REF No. 6386
Pair of Chinese export armorial porcelain dinner plates, Belgian market, van den Cruyce

Qianlong period circa 1750
Belgian Market
Diameter: 9 inches; 23cm

Price:  £9,500

A fine pair of Chinese export armorial porcelain dinner plates with a central coat of arms and the rim with a border of flowers in bianco-sopra-bianco. The arms are of van den Cruyce.

The van den Cruyce family was numerous in and around Anvers, mostly descended from Pasquier-François van den Cruyce ennobled in the mid 17th century.
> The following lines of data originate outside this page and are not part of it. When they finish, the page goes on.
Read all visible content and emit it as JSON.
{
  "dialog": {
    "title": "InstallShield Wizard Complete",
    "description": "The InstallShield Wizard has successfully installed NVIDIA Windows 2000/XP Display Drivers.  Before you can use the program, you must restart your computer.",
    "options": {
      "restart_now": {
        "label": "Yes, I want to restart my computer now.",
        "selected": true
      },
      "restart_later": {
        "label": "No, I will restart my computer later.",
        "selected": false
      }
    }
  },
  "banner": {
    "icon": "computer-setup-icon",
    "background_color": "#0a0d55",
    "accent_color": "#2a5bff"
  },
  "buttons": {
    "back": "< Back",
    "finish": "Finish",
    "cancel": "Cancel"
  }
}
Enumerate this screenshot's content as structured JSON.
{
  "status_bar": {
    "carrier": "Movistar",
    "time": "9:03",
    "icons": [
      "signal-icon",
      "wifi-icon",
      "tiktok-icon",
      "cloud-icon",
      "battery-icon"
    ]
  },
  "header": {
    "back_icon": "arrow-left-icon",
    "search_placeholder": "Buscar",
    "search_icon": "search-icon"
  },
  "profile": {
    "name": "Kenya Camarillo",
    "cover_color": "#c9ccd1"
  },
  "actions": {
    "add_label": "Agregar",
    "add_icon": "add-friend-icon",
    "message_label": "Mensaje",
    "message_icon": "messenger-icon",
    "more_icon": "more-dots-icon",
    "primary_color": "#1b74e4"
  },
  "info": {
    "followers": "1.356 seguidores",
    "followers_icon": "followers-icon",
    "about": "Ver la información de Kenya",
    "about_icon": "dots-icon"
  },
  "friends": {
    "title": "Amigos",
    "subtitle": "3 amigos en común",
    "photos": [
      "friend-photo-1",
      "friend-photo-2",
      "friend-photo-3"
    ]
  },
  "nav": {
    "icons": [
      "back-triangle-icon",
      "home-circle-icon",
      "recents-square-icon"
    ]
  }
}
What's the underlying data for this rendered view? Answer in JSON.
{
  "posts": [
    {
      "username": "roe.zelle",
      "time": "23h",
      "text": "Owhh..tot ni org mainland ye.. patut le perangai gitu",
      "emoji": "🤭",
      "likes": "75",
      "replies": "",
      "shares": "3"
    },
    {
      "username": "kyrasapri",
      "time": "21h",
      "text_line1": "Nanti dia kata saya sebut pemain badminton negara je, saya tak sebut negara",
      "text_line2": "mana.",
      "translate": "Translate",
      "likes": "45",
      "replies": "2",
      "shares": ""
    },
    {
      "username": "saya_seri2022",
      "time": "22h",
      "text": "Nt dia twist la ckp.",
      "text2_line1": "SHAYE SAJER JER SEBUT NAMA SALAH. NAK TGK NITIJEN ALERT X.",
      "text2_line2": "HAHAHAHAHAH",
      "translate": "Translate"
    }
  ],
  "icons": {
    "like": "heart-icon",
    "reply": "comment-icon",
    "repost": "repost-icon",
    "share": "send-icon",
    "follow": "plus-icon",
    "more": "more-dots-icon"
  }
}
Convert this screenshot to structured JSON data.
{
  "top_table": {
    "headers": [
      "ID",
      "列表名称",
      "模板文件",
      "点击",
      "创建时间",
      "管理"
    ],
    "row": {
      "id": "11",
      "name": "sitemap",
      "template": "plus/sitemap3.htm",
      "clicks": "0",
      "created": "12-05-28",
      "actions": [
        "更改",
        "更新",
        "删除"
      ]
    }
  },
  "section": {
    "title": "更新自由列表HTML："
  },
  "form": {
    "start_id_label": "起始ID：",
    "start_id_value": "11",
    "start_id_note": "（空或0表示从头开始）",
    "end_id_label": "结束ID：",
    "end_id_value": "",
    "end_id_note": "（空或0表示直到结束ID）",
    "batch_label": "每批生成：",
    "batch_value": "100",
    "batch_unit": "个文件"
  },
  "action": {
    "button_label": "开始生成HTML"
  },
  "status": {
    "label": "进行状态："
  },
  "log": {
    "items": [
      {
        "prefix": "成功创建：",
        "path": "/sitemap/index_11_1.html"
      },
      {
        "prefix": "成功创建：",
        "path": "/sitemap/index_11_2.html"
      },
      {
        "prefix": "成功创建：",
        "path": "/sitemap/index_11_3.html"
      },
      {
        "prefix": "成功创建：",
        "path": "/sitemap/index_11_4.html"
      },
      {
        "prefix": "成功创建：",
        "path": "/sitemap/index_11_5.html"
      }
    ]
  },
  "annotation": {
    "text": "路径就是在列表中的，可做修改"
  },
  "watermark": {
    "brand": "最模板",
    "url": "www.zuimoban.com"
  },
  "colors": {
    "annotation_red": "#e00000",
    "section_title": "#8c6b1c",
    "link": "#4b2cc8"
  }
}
He was awarded the right to have unicorns as supporters for his arms by King Charles II (of Spain, which ruled the area then). Many were soldiers or burgomasters and they intermarried with other wealthy Belgian families.

Three different services are known with these arms. This service, and a similar one with different borders, could have been ordered by sons of Albert van den Cruyce, châtelain du château royal de Tervueren and his wife Anne-Thérèse de Coninck (whose sister married Albert’s older brother). There were four sons: Jean-Baptise-Joseph; Albert-Louis-Joseph; Joseph and François-Jean-Joseph. All were unmarried in 1750 but the youngest François was married in 1760 to Barbe-Jeanne-Françoise de Potter - there is a Chinese armorial teaservice with the arms accollée of van den Cuyce & de Potter, suggesting that the family had the wherewithall and taste for Chinese armorial porcelain and that the other two services were for different brothers, but which two is not known.

Alternatively it could have been ordered by any of their cousins, the five sons of Pasquier-Jean-Augustin van den Cruyce who married Marie-Mechtilde de Coninck.

References: M. de Vegiano & Sr. d’Hovel & de Herckenrode, Baron JSFJL, 1862, Nobiliaire des Pays-Bas et du Comté de Bourgogne et des Suppléments, p594-99, van den Cruyce genealogy; Cogels & Cardon 2014, pp84-86, the three services with arms of van den Cruyce; Maertens de Noordhout 1997, p80-85, the same three services.


Pair of Chinese export armorial porcelain dinner plates, Belgian market, van den Cruyce